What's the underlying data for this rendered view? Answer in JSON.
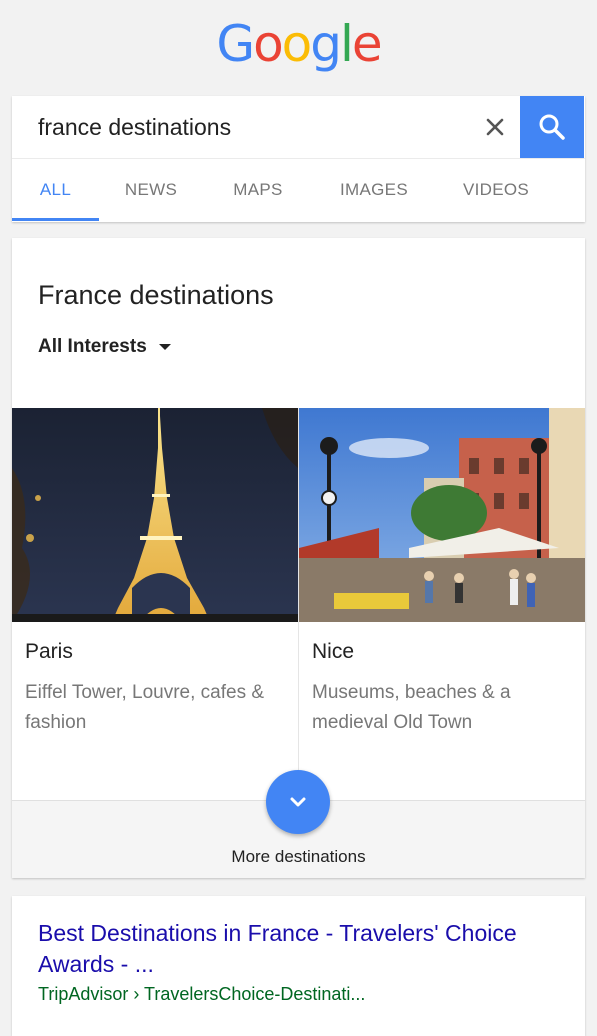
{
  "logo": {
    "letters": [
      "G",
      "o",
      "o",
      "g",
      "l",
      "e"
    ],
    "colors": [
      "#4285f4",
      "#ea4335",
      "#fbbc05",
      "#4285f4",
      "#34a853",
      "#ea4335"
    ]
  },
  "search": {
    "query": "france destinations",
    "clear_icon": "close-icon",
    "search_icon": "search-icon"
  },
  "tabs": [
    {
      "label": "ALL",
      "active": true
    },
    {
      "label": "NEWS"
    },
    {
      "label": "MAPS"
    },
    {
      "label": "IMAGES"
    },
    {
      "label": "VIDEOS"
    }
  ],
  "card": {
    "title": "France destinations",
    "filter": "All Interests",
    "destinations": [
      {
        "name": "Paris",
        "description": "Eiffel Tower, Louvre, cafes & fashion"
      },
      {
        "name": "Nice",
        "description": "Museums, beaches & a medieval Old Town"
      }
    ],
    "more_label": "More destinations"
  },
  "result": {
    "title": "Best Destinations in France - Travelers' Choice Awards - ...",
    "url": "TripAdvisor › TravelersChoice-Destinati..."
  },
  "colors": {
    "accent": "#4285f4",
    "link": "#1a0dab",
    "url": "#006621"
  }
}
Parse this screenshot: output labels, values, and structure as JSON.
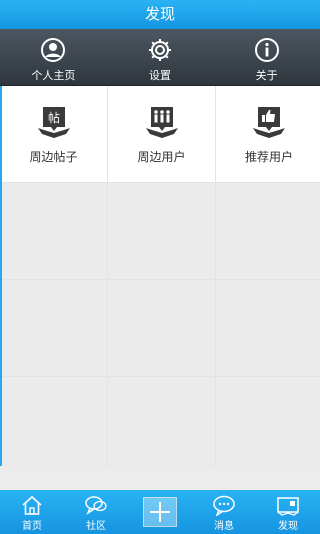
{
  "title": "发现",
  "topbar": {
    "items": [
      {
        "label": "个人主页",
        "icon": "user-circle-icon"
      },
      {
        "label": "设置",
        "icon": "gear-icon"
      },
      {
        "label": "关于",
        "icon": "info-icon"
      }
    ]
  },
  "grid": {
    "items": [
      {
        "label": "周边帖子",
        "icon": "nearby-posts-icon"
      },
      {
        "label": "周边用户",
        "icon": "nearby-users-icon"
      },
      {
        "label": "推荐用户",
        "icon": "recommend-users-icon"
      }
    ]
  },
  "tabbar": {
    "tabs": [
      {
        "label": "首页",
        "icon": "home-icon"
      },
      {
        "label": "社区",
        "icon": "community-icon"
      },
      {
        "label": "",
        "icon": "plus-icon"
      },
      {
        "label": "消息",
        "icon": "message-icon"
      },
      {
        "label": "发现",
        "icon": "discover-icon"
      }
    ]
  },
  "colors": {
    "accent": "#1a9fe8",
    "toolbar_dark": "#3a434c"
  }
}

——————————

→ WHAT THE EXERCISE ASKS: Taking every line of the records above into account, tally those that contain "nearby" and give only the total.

→ REPLY TO THE EXERCISE: 2